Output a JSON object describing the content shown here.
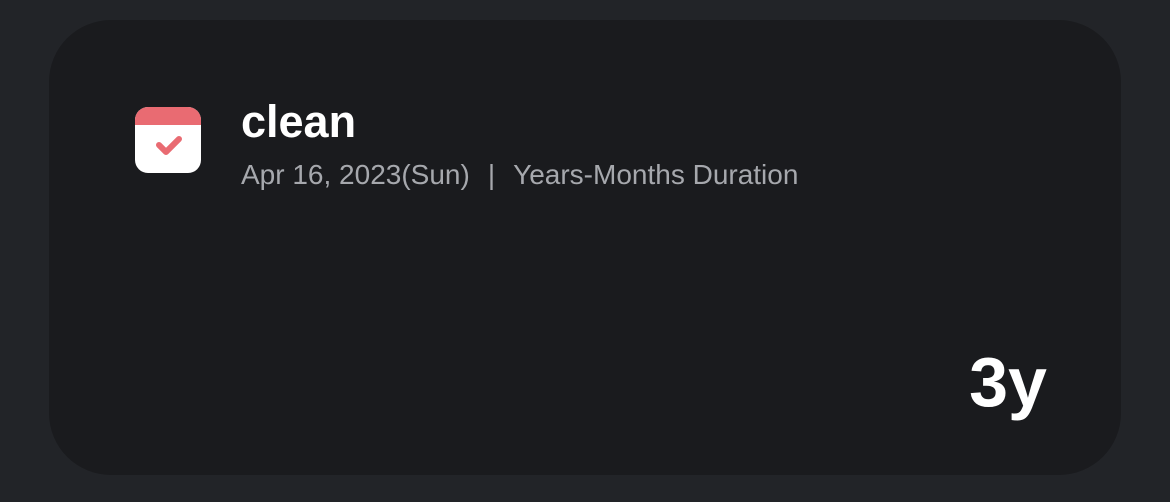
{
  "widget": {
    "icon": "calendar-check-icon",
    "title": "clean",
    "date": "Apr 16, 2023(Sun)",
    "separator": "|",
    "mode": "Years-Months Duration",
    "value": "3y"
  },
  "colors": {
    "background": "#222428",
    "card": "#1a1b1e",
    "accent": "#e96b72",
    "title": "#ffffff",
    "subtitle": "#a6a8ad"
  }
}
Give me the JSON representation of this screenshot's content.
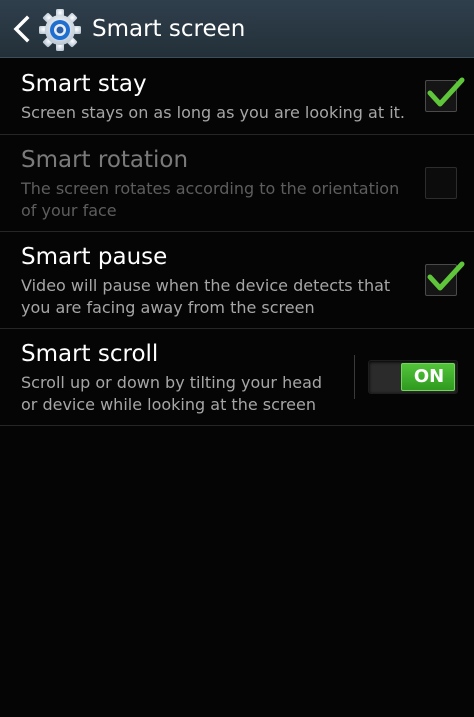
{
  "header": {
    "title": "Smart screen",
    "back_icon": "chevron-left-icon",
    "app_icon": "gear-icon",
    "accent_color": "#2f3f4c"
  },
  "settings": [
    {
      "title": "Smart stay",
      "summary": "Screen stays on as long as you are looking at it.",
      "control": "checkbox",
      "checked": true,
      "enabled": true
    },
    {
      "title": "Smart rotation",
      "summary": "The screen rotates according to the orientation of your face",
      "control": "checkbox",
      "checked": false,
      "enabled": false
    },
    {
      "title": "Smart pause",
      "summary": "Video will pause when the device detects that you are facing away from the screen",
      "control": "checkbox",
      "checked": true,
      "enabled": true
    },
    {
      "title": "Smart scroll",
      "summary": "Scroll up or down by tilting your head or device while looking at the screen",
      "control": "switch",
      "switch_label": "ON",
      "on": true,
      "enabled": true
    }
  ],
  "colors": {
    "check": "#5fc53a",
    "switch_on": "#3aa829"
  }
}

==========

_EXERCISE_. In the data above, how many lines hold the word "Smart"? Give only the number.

_SOLUTION BELOW_. 5